▶ _WHAT YOU ARE ASKED TO DO_:
All lines from the one containing "Give me the" through the last line of the listing should be given again exactly, with no pictures.

▶ _PROVIDED INFORMATION_:
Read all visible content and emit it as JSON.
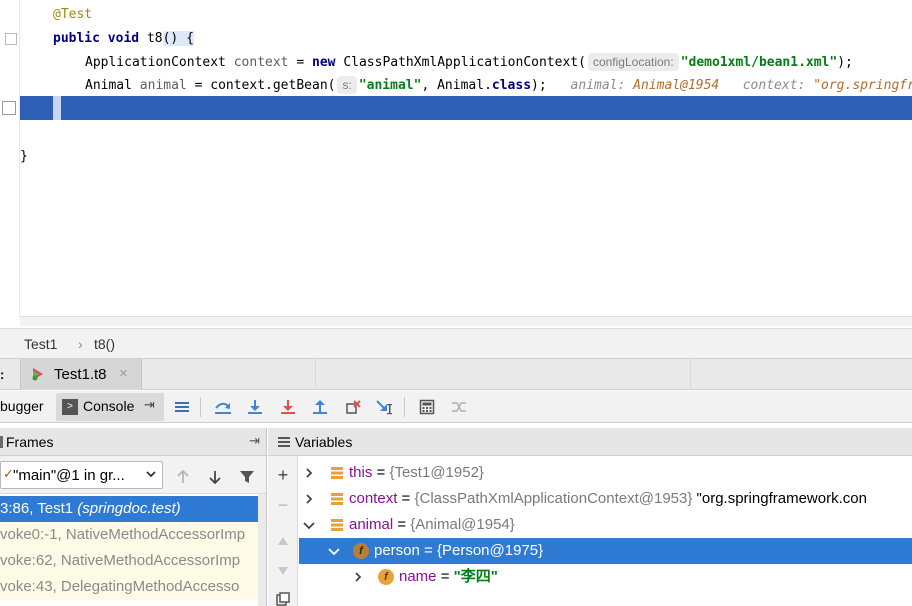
{
  "editor": {
    "annotation": "@Test",
    "method_kw_public": "public",
    "method_kw_void": "void",
    "method_name": "t8",
    "method_open": "() {",
    "line3": {
      "type": "ApplicationContext",
      "ident": "context",
      "eq": " = ",
      "new_kw": "new",
      "ctor": "ClassPathXmlApplicationContext(",
      "hint": "configLocation:",
      "arg": "\"demo1xml/bean1.xml\"",
      "end": ");"
    },
    "line4": {
      "type": "Animal",
      "ident": "animal",
      "mid": " = context.getBean(",
      "hint": "s:",
      "arg": "\"animal\"",
      "rest_a": ", Animal.",
      "class_kw": "class",
      "end": ");",
      "inline_label1": "animal:",
      "inline_value1": "Animal@1954",
      "inline_label2": "context:",
      "inline_value2": "\"org.springfr"
    },
    "closing_brace": "}"
  },
  "breadcrumb": {
    "items": [
      "Test1",
      "t8()"
    ],
    "separator": "›"
  },
  "debug_tabs": {
    "prefix": ":",
    "session_tab": "Test1.t8",
    "close": "×"
  },
  "toolbar": {
    "debugger_label": "bugger",
    "console_label": "Console",
    "console_pin": "⇥"
  },
  "frames": {
    "title": "Frames",
    "pin": "⇥",
    "thread_check": "✓",
    "thread_label": "\"main\"@1 in gr...",
    "items": [
      {
        "text_a": "3:86, Test1 ",
        "pkg": "(springdoc.test)"
      },
      {
        "text_a": "voke0:-1, NativeMethodAccessorImp",
        "pkg": ""
      },
      {
        "text_a": "voke:62, NativeMethodAccessorImp",
        "pkg": ""
      },
      {
        "text_a": "voke:43, DelegatingMethodAccesso",
        "pkg": ""
      }
    ]
  },
  "variables": {
    "title": "Variables",
    "rows": [
      {
        "name": "this",
        "eq": " = ",
        "type": "{Test1@1952}",
        "extra": ""
      },
      {
        "name": "context",
        "eq": " = ",
        "type": "{ClassPathXmlApplicationContext@1953}",
        "extra": " \"org.springframework.con"
      },
      {
        "name": "animal",
        "eq": " = ",
        "type": "{Animal@1954}",
        "extra": ""
      },
      {
        "name": "person",
        "eq": " = ",
        "type": "{Person@1975}",
        "extra": ""
      },
      {
        "name": "name",
        "eq": " = ",
        "type": "",
        "extra": "\"李四\""
      }
    ],
    "field_badge": "f"
  },
  "colors": {
    "selection": "#2f7bd3",
    "current_line": "#2d5fb6",
    "keyword": "#000080",
    "string": "#067d17",
    "variable_name": "#871094"
  }
}
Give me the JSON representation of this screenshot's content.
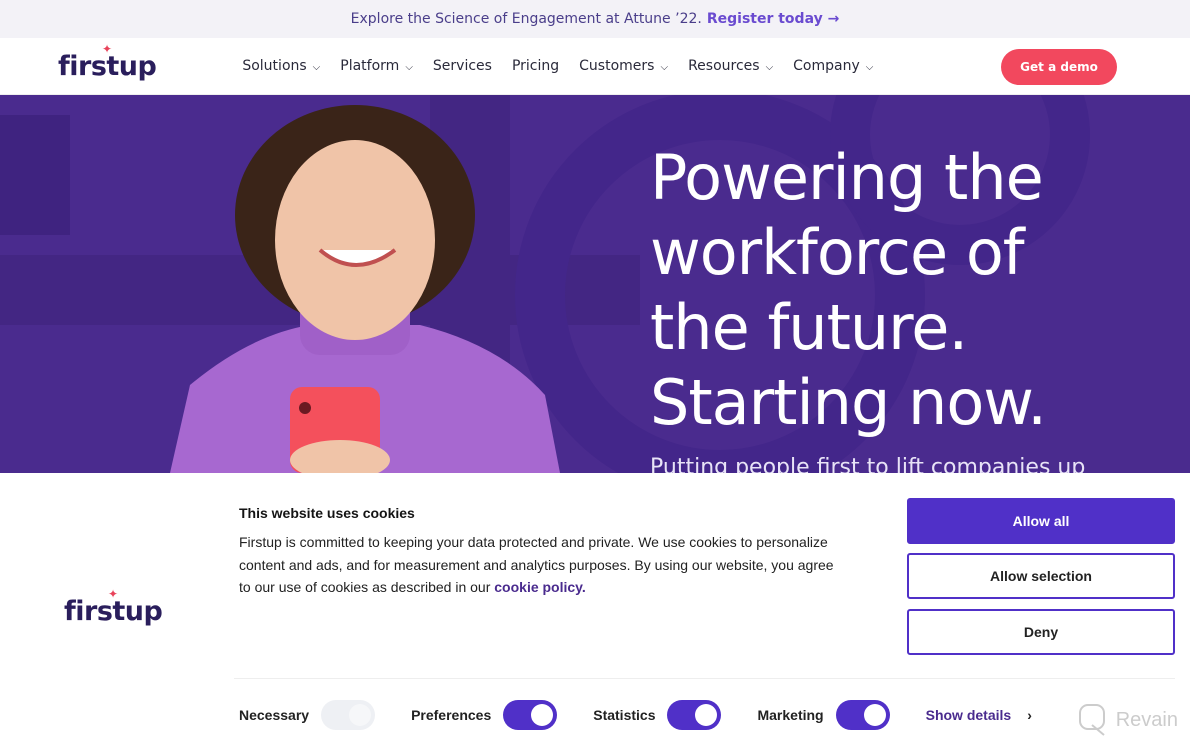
{
  "promo": {
    "text": "Explore the Science of Engagement at Attune ’22.",
    "link": "Register today →"
  },
  "nav": {
    "logo": "firstup",
    "items": [
      {
        "label": "Solutions",
        "dropdown": true
      },
      {
        "label": "Platform",
        "dropdown": true
      },
      {
        "label": "Services",
        "dropdown": false
      },
      {
        "label": "Pricing",
        "dropdown": false
      },
      {
        "label": "Customers",
        "dropdown": true
      },
      {
        "label": "Resources",
        "dropdown": true
      },
      {
        "label": "Company",
        "dropdown": true
      }
    ],
    "cta": "Get a demo"
  },
  "hero": {
    "line1": "Powering the",
    "line2": "workforce of",
    "line3": "the future.",
    "line4": "Starting now.",
    "subtitle": "Putting people first to lift companies up"
  },
  "cookie": {
    "logo": "firstup",
    "title": "This website uses cookies",
    "text": "Firstup is committed to keeping your data protected and private. We use cookies to personalize content and ads, and for measurement and analytics purposes. By using our website, you agree to our use of cookies as described in our ",
    "link": "cookie policy.",
    "allow_all": "Allow all",
    "allow_selection": "Allow selection",
    "deny": "Deny",
    "toggles": [
      {
        "label": "Necessary",
        "on": true,
        "disabled": true
      },
      {
        "label": "Preferences",
        "on": true
      },
      {
        "label": "Statistics",
        "on": true
      },
      {
        "label": "Marketing",
        "on": true
      }
    ],
    "show_details": "Show details"
  },
  "watermark": "Revain",
  "colors": {
    "accent": "#5030c8",
    "cta": "#f2485e",
    "hero": "#4a2b8e"
  }
}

▶ _FINISHED TASK_:
Give me the JSON representation of this screenshot's content.
{
  "promo": {
    "text": "Explore the Science of Engagement at Attune ’22.",
    "link": "Register today →"
  },
  "nav": {
    "logo": "firstup",
    "items": [
      {
        "label": "Solutions",
        "dropdown": true
      },
      {
        "label": "Platform",
        "dropdown": true
      },
      {
        "label": "Services",
        "dropdown": false
      },
      {
        "label": "Pricing",
        "dropdown": false
      },
      {
        "label": "Customers",
        "dropdown": true
      },
      {
        "label": "Resources",
        "dropdown": true
      },
      {
        "label": "Company",
        "dropdown": true
      }
    ],
    "cta": "Get a demo"
  },
  "hero": {
    "line1": "Powering the",
    "line2": "workforce of",
    "line3": "the future.",
    "line4": "Starting now.",
    "subtitle": "Putting people first to lift companies up"
  },
  "cookie": {
    "logo": "firstup",
    "title": "This website uses cookies",
    "text": "Firstup is committed to keeping your data protected and private. We use cookies to personalize content and ads, and for measurement and analytics purposes. By using our website, you agree to our use of cookies as described in our ",
    "link": "cookie policy.",
    "allow_all": "Allow all",
    "allow_selection": "Allow selection",
    "deny": "Deny",
    "toggles": [
      {
        "label": "Necessary",
        "on": true,
        "disabled": true
      },
      {
        "label": "Preferences",
        "on": true
      },
      {
        "label": "Statistics",
        "on": true
      },
      {
        "label": "Marketing",
        "on": true
      }
    ],
    "show_details": "Show details"
  },
  "watermark": "Revain",
  "colors": {
    "accent": "#5030c8",
    "cta": "#f2485e",
    "hero": "#4a2b8e"
  }
}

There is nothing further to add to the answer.